Since Burn After Reading is now out on DVD, I thought I'd post the review of this film that I wrote for the school paper, The Conversationalist. Enjoy!
It’s been ten years since the Coen brothers released their comedy The Big Lebowski and over two decades since Raising Arizona, but the wait for another classic Coen comedy is over. Burn After Reading, the Coen’s new spy comedy, delivers the same offbeat humor and head scratching twists of their earlier comedies. It also gives the viewer, who may have balked at the bleak No Country for Old Men, a bit of a break without compromising the Coen commitment to profanity and violence.
Burn After Reading follows Linda Litzke, played by Frances McDormand, and her co-worker and friend, Chad Feldheimer (Brad Pitt), as they attempt to sell a disc of government secrets that they found in their workplace. They are quickly engulfed in lies and intrigue that threaten their ultimate goal – to raise enough money for the lonely Litzke to remake herself through plastic surgery. John Malkovich plays the disenfranchised CIA agent, Osborne Cox, who is trying to recoup his lost disc, and serial adulterer, Harry Pfarrer (George Clooney), is a fellow government employee.
As in their other films, the casting was pitch perfect. While lesser movies might get lost in a sea of stars like Brad Pitt and George Clooney, Burn manages tight dialogue, witty banter that is never cute, and characters too weird not to be believed. The dedicated Coen fan may have to wade through a line of Brad Pitt groupies to get their movie tickets, but once inside the theater, the experience is free of Hollywood stars preening for the camera. Both Pitt and Clooney play slightly goofy, unglamorous (though likeable) characters lost in a maze of CIA spooks and clandestine meetings.
Though both Pitt’s and Clooney’s performances were admirable, the standouts in this film were Frances McDormand and John Malkovich. McDormand charms the viewer in scene after scene as her guileless character wanders from one bad situation to another with her unfortunate haircut and easy smile. Though Litzke (McDormand) is far from an innocent, her quirkiness and simple motives keep her likeable throughout the film. Those going to see Malkovich repeat his usual over-the-top performances may be a bit disappointed. He manages to dial down the craziness just a notch, and ultimately, the audience is left feeling that his every word and action is justified by the craziness around him.
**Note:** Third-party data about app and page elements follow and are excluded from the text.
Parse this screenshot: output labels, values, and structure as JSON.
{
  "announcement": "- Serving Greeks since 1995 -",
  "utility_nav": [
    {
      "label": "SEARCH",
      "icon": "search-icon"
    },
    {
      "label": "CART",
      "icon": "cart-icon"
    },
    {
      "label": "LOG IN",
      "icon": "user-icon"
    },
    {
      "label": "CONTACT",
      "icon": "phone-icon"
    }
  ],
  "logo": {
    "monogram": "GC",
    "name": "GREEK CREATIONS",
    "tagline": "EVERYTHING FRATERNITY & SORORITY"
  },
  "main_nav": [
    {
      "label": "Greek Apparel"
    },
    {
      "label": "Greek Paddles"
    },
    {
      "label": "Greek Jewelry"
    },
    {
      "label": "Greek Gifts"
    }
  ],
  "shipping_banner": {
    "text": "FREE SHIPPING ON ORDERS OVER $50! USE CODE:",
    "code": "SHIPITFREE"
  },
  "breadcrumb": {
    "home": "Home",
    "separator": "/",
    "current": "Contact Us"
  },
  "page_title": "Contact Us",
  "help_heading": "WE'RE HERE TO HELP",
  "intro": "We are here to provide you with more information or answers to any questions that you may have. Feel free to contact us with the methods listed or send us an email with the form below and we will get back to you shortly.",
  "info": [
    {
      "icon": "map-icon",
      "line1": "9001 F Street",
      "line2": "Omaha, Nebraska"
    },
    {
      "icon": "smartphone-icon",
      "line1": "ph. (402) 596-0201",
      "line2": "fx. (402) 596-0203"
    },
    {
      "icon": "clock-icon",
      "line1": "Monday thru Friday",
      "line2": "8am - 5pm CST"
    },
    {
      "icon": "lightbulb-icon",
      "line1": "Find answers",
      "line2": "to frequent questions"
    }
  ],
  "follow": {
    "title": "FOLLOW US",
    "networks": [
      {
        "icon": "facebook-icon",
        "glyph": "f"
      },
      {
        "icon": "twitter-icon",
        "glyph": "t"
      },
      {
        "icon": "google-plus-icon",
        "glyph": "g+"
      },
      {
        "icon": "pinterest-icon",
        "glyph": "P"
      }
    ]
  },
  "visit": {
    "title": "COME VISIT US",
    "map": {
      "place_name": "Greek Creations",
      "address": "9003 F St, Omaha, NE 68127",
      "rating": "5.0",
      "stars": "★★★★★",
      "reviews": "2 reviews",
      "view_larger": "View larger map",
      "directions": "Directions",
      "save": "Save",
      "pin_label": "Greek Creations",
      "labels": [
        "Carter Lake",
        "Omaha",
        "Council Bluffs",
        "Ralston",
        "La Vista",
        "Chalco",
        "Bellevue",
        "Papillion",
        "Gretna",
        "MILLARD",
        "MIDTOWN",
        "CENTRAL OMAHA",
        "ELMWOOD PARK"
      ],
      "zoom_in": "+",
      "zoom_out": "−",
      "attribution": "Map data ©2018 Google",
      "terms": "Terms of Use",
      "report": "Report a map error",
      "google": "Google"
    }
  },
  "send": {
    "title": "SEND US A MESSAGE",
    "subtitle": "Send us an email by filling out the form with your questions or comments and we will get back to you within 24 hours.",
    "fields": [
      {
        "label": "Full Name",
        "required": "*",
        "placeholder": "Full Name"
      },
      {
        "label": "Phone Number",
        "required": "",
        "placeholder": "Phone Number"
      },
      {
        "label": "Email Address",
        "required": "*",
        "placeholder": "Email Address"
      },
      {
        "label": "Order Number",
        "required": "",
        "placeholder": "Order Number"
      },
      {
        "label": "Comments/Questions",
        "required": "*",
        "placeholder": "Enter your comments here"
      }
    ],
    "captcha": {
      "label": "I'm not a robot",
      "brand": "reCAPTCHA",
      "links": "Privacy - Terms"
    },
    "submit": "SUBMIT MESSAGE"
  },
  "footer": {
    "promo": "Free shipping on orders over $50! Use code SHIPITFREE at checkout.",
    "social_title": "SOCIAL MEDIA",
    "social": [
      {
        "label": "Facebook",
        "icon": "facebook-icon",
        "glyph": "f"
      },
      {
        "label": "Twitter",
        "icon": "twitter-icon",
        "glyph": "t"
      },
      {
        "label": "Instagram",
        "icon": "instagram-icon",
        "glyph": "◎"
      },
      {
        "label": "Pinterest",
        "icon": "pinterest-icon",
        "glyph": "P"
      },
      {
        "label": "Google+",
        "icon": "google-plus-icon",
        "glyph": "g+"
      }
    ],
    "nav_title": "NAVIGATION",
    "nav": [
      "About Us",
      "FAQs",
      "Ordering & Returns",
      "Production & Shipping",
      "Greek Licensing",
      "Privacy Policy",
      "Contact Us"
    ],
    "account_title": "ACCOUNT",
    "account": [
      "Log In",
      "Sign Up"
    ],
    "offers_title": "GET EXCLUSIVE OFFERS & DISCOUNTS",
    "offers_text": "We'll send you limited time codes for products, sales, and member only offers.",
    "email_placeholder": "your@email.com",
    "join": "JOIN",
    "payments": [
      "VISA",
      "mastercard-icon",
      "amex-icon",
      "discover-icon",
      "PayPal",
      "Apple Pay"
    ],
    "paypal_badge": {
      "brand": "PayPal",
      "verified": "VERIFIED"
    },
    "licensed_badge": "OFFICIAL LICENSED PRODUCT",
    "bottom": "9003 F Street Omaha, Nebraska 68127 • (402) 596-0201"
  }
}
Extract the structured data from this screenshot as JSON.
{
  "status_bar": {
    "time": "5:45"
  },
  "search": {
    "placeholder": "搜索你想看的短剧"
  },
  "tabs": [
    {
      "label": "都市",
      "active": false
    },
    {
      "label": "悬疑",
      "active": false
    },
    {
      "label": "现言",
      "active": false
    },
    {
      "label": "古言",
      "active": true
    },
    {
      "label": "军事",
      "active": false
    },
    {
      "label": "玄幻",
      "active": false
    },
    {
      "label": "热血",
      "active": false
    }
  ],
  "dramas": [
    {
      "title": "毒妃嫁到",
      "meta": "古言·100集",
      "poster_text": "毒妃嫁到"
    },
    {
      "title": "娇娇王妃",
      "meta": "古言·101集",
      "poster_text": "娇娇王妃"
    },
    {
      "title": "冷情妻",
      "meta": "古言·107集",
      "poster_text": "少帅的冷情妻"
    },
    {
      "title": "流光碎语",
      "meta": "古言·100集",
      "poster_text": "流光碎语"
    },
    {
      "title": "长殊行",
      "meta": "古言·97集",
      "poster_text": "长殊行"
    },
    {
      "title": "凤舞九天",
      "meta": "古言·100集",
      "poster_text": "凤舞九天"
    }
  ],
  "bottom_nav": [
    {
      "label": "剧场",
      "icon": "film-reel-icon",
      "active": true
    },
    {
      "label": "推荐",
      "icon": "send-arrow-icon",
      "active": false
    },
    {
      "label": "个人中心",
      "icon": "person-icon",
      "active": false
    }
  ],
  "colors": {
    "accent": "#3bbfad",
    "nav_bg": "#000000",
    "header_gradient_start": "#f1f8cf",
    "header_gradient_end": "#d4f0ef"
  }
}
In fact, Malkovich’s character seems almost sane in comparison to everyone else.
Though Burn After Reading does appear upon first viewing to be a return to the Coen comedies of yesteryear, there is a subtle difference between Burn and their previous films. Burn After Reading watches like an extended joke. You know the kind: The guy at the bar tells a story that makes you laugh along the way, but deep down you know there’s going to be one heck of a punch line. This movie was fun and surprising all the way through, but as for the ending? Wait for it.